### Aim of the task
Scan the entries for the word "domain". Every line that has it should be copied.
---
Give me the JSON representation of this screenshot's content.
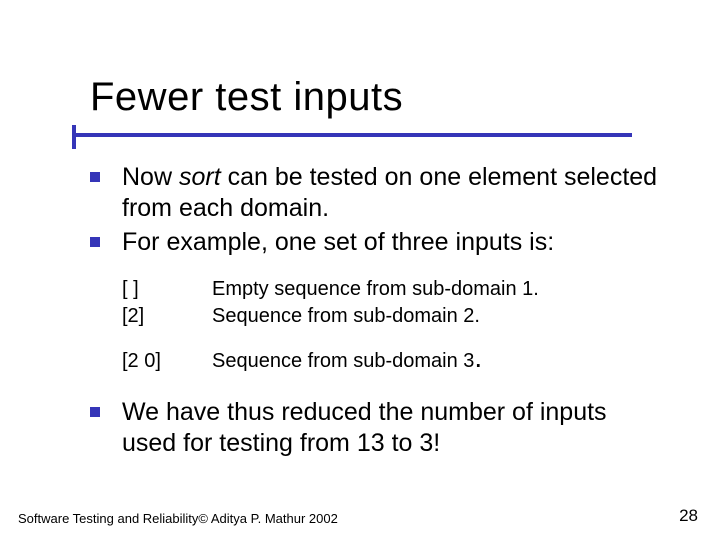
{
  "title": "Fewer test inputs",
  "bullets": {
    "b1_pre": "Now ",
    "b1_italic": "sort",
    "b1_post": " can be tested on one element selected from each domain.",
    "b2": "For example, one set of three inputs is:",
    "b3": "We have thus reduced the number of inputs used for testing from 13 to 3!"
  },
  "examples": {
    "r1_key": "[ ]",
    "r1_val": "Empty sequence from sub-domain 1.",
    "r2_key": "[2]",
    "r2_val": "Sequence from sub-domain 2.",
    "r3_key": "[2 0]",
    "r3_val_pre": "Sequence from sub-domain 3",
    "r3_dot": "."
  },
  "footer": "Software Testing and Reliability© Aditya P. Mathur 2002",
  "page": "28"
}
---
### Expected output
    "b1_post": " can be tested on one element selected from each domain.",
    "r1_val": "Empty sequence from sub-domain 1.",
    "r2_val": "Sequence from sub-domain 2.",
    "r3_val_pre": "Sequence from sub-domain 3",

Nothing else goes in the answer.